BEGIN

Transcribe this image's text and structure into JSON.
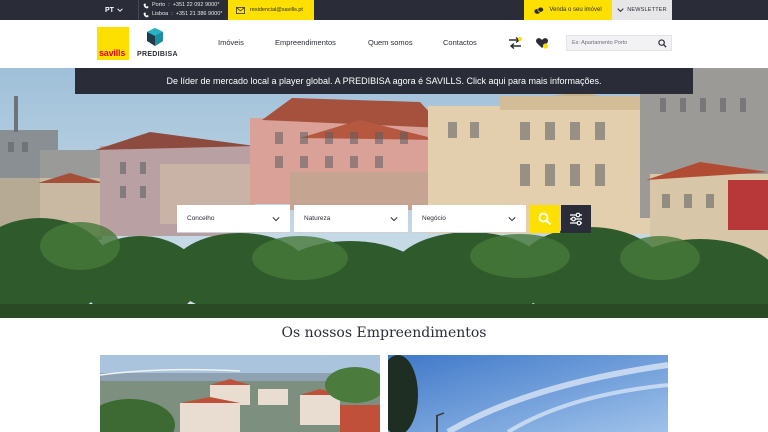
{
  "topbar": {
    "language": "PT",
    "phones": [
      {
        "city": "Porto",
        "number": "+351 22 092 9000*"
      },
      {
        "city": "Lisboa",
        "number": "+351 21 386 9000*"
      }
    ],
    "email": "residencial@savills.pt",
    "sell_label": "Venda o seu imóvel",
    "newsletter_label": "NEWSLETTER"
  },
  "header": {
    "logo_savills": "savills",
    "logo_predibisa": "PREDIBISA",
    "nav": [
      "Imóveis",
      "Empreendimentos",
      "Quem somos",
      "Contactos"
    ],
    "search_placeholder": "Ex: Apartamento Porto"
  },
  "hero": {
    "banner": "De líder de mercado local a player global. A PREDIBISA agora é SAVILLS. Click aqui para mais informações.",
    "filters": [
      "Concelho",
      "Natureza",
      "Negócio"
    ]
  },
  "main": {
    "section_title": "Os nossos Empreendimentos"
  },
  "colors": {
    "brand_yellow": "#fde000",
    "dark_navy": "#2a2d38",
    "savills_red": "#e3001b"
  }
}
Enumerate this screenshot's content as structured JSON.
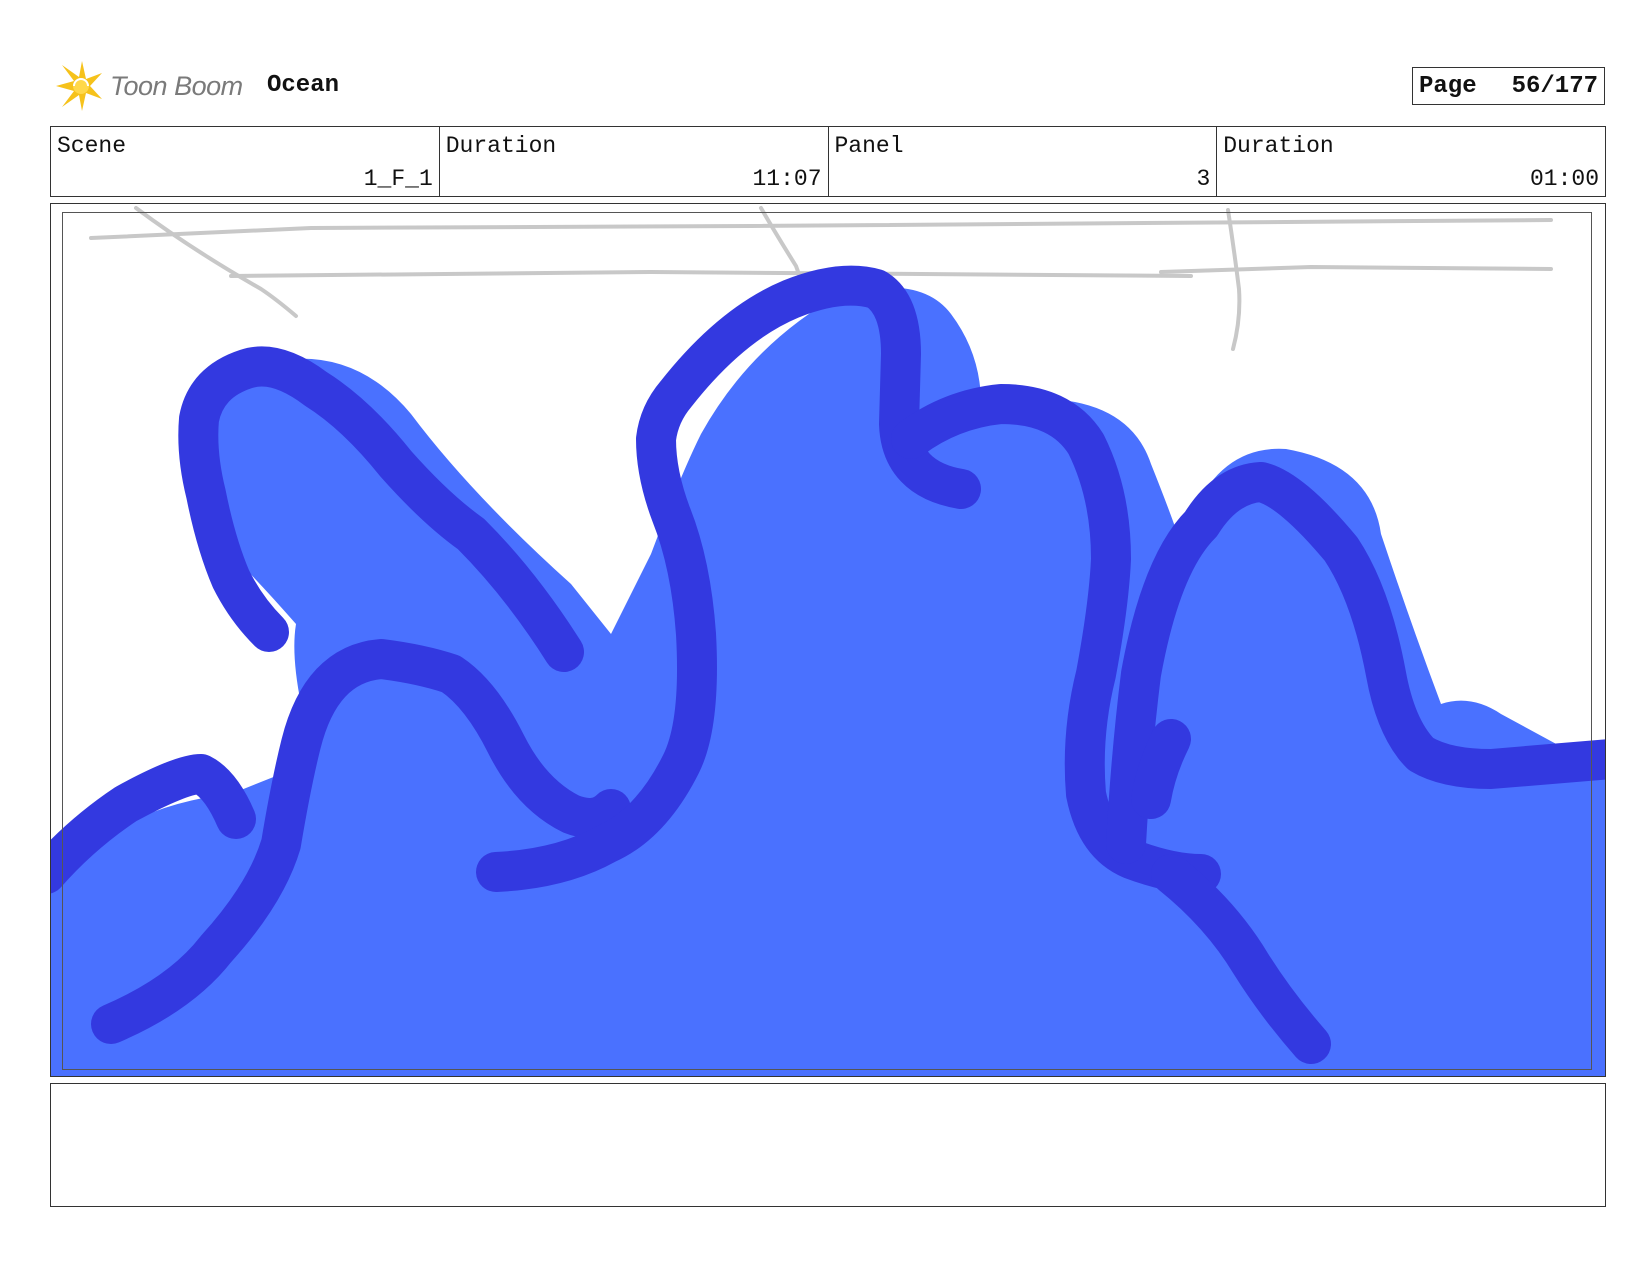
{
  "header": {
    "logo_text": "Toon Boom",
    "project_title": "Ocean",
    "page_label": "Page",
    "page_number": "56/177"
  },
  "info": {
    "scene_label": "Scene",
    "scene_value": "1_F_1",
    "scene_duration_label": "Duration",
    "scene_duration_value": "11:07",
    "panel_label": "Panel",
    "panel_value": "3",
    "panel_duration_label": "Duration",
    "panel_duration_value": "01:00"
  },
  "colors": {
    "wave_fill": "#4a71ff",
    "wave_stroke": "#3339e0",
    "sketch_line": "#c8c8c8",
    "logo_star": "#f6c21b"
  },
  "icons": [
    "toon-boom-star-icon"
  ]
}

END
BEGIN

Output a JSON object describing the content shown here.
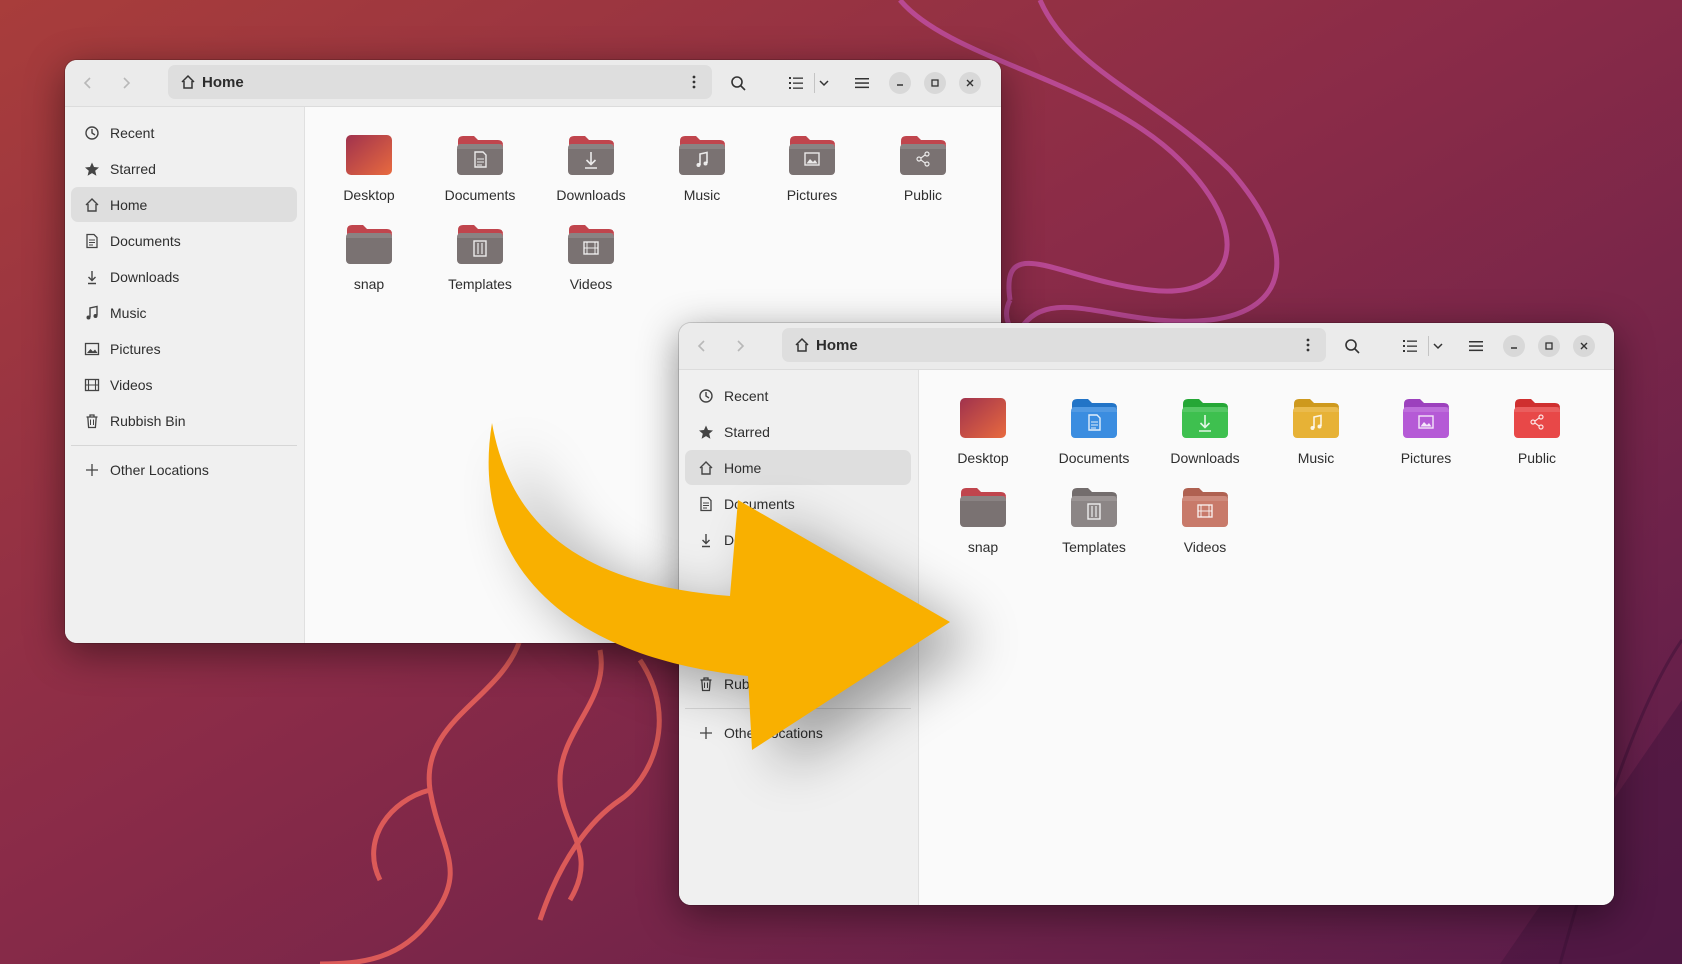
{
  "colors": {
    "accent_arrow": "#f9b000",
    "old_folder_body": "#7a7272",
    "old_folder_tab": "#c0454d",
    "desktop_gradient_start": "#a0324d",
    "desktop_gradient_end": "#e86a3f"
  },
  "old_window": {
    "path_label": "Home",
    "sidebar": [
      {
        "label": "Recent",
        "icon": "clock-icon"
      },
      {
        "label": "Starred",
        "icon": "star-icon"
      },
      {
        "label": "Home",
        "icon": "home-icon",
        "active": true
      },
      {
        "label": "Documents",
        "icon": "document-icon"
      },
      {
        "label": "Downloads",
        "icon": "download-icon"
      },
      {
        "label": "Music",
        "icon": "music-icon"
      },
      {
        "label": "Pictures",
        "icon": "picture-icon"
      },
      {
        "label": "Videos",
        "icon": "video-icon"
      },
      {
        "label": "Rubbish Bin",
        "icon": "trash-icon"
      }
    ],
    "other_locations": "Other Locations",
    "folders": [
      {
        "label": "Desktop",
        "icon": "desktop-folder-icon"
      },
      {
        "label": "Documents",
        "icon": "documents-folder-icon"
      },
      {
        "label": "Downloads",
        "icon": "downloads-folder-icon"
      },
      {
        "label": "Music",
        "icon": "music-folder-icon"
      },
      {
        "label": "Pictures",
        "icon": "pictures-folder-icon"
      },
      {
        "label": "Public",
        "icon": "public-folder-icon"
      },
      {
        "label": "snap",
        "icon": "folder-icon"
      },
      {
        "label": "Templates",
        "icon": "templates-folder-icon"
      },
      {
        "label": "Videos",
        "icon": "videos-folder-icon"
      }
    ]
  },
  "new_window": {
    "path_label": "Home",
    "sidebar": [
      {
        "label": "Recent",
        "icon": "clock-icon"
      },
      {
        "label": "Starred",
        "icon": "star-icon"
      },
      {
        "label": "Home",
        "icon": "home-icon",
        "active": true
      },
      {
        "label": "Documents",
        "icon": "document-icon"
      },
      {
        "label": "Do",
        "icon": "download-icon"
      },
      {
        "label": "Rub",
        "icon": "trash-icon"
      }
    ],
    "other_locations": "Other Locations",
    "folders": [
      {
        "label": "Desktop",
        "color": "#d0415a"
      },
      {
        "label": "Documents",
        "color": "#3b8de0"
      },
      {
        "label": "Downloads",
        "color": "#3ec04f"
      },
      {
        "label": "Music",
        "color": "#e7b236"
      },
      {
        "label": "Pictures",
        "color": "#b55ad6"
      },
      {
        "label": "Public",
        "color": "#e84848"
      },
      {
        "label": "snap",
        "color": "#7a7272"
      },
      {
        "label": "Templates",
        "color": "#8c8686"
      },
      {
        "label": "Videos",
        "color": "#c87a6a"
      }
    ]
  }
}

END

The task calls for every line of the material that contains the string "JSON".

Solution for this task
Transcribe this image's text and structure into JSON.
Enumerate this screenshot's content as structured JSON.
Output a JSON object describing the content shown here.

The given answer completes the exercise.